Hence, the half-life is bimodal with peaks at 1 hour and 3 hours (US population). Approximately 50% of blacks and Caucasians are slow inactivators; the majority of Inuit and Asians are rapid inactivators. The half-life in fast acetylators is 1 to 2 hours, while in slow acetylators it is 2 to 5 hours.
half-life may be prolonged in liver disease.
- acetylation rate has not been shown to significantly alter the effectiveness of isoniazid. However, slow acetylation may lead to higher blood concentrations with chronic administration of the drug, with an increased risk of toxicity. (see also.)
Recent studies suggest that determination of NAT2 genotype. might be clinically useful in the evaluation of patients at high risk of developing ADRs induced by INH
- Adverse reactions include rash, abnormal liver function tests, hepatitis, sideroblastic anemia (p450 is required for porphyrin synthesis), high anion gap metabolic acidosis, peripheral neuropathy, mild central nervous system effects.
- Isoniazid inhibits the P450 system, possibly causing many pharmacological interactions (phenytoin, disulfiram, paracetamol, carbamazepine, ketoconazole, theophylline, valproic acid, vitamins)
- Since INH inhibits cyt P450, it's supposed to promote the efficacy of Contraceptives. However, it is often associated with Rifampicin, that is kown to induce cyt P450.
Alternative means of birth control should be used when under treatment.
- Peripheral neuropathy and CNS effects are due to pyridoxine (vitamin B6) depletion, but are uncommon at doses of 5 mg/kg.
Isoniazid binds to pyridoxal-5-phosphate, the active form of pyridoxine, to form INH-pyridoxal hydrazones. Pyridoxal-5-phosphate is a cofactor for glutamic acid decarboxylase and GABA transaminase in the GABA synthetic pathway. INH overdose results in decreased pyridoxal-5-phosphate, decreased GABA synthesis, increased cerebral excitability, and seizures.
Optical neuritis and atrophy can occur, as well as muscular spasm, ataxia, paresthesia and toxic encephalopathy.
Co-ingestion of ethanol potentiates toxicity by enhancing degradation of phosphorylated pyridoxine.

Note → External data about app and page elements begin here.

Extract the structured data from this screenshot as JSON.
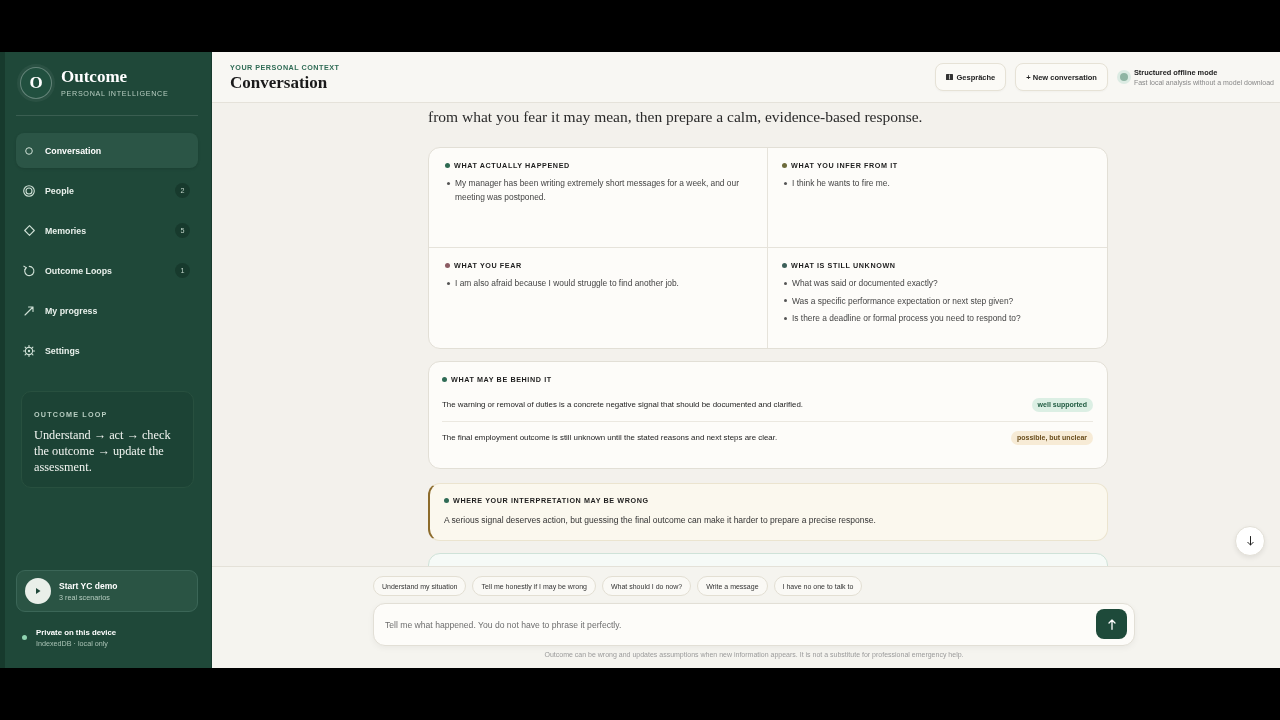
{
  "sidebar": {
    "brand": {
      "initial": "O",
      "name": "Outcome",
      "tagline": "PERSONAL INTELLIGENCE"
    },
    "nav": [
      {
        "label": "Conversation",
        "selected": true
      },
      {
        "label": "People",
        "count": "2",
        "selected": false
      },
      {
        "label": "Memories",
        "count": "5",
        "selected": false
      },
      {
        "label": "Outcome Loops",
        "count": "1",
        "selected": false
      },
      {
        "label": "My progress",
        "selected": false
      },
      {
        "label": "Settings",
        "selected": false
      }
    ],
    "loop_card": {
      "title": "OUTCOME LOOP",
      "text": "Understand → act → check the outcome → update the assessment."
    },
    "demo": {
      "title": "Start YC demo",
      "subtitle": "3 real scenarios"
    },
    "privacy": {
      "title": "Private on this device",
      "subtitle": "IndexedDB · local only"
    }
  },
  "header": {
    "eyebrow": "YOUR PERSONAL CONTEXT",
    "title": "Conversation",
    "buttons": [
      {
        "label": "Gespräche"
      },
      {
        "label": "+ New conversation"
      }
    ],
    "mode": {
      "title": "Structured offline mode",
      "subtitle": "Fast local analysis without a model download"
    }
  },
  "conversation": {
    "intro_tail": "from what you fear it may mean, then prepare a calm, evidence-based response.",
    "analysis": [
      {
        "title": "WHAT ACTUALLY HAPPENED",
        "color": "#2e6a52",
        "items": [
          "My manager has been writing extremely short messages for a week, and our meeting was postponed."
        ]
      },
      {
        "title": "WHAT YOU INFER FROM IT",
        "color": "#6d6b3c",
        "items": [
          "I think he wants to fire me."
        ]
      },
      {
        "title": "WHAT YOU FEAR",
        "color": "#8b5c63",
        "items": [
          "I am also afraid because I would struggle to find another job."
        ]
      },
      {
        "title": "WHAT IS STILL UNKNOWN",
        "color": "#3d5f59",
        "items": [
          "What was said or documented exactly?",
          "Was a specific performance expectation or next step given?",
          "Is there a deadline or formal process you need to respond to?"
        ]
      }
    ],
    "behind": {
      "title": "WHAT MAY BE BEHIND IT",
      "rows": [
        {
          "text": "The warning or removal of duties is a concrete negative signal that should be documented and clarified.",
          "badge": "well supported",
          "kind": "supported"
        },
        {
          "text": "The final employment outcome is still unknown until the stated reasons and next steps are clear.",
          "badge": "possible, but unclear",
          "kind": "uncertain"
        }
      ]
    },
    "caution": {
      "title": "WHERE YOUR INTERPRETATION MAY BE WRONG",
      "text": "A serious signal deserves action, but guessing the final outcome can make it harder to prepare a precise response."
    }
  },
  "composer": {
    "suggestions": [
      "Understand my situation",
      "Tell me honestly if I may be wrong",
      "What should I do now?",
      "Write a message",
      "I have no one to talk to"
    ],
    "input": {
      "placeholder": "Tell me what happened. You do not have to phrase it perfectly."
    },
    "disclaimer": "Outcome can be wrong and updates assumptions when new information appears. It is not a substitute for professional emergency help."
  }
}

High risk situations such as diabetes, uremia, alcoholism, malnutrition, HIV-infection, pregnancy and Epilepsy may need supplementation in pyridoxine (10–50 mg/day).
INH can induce psychotic disorders.
Headache, poor concentration, weight-gain, poor memory, and depression have all been associated with isoniazid use.
All patients and healthcare workers should be aware of these serious adverse effects, especially if suicidal thinking or behaviour are suspected.
INH is metabolized by the liver mainly by acetylation and dehydrazination, into a variety of products that include acetylhydrazine, a potent hepatotoxin.
These metabolites are excreted through urine. With long-term administration at therapeutic doses, INH can cause clinically significant liver injury in 1% of patients and elevated liver enzyme levels in 10-20% of patients.
Hepatotoxicity can be avoided with close clinical monitoring of the patient.
- Toxic effects of INH also result from inhibition of lactate dehydrogenase, an enzyme that converts lactate to pyruvate, and from inhibition of cytochrome P450. Pharmacogenetic studies suggest that patients with certain cytochrome P450 genotypes may be more predisposed to hepatotoxicity.
In vitro studies of a variety of animal cell lines demonstrated that INH toxicity results from the induction of apoptosis with associated disruption of mitochondrial membrane potential and DNA strand breaks.
- In vitro growing mycobacteria soon develop isoniazid resistance even if treated with elevated doses, but no cross resistance. The switch from sensible microorganisms to resistant ones can take a few weeks of isoniazid monotherapy.
The most common resistance mechanism consists of a mutation of the catalase-peroxidase (Katg) that reduces its activity, preventing prodrug convertion in its activated form.
Another mechanism involves missense mutation of bacterial genes inhA and KasA, involved in mycolic acid synthesis.
NADH dehidrogenase mutations cause isoniazid resistance too.
- Goodman & Gilman "The Pharmacological Basis of Therapeutics" - Chapter 56. Chemotherapy of Tuberculosis, Mycobacterium Avium Complex Disease, and Leprosy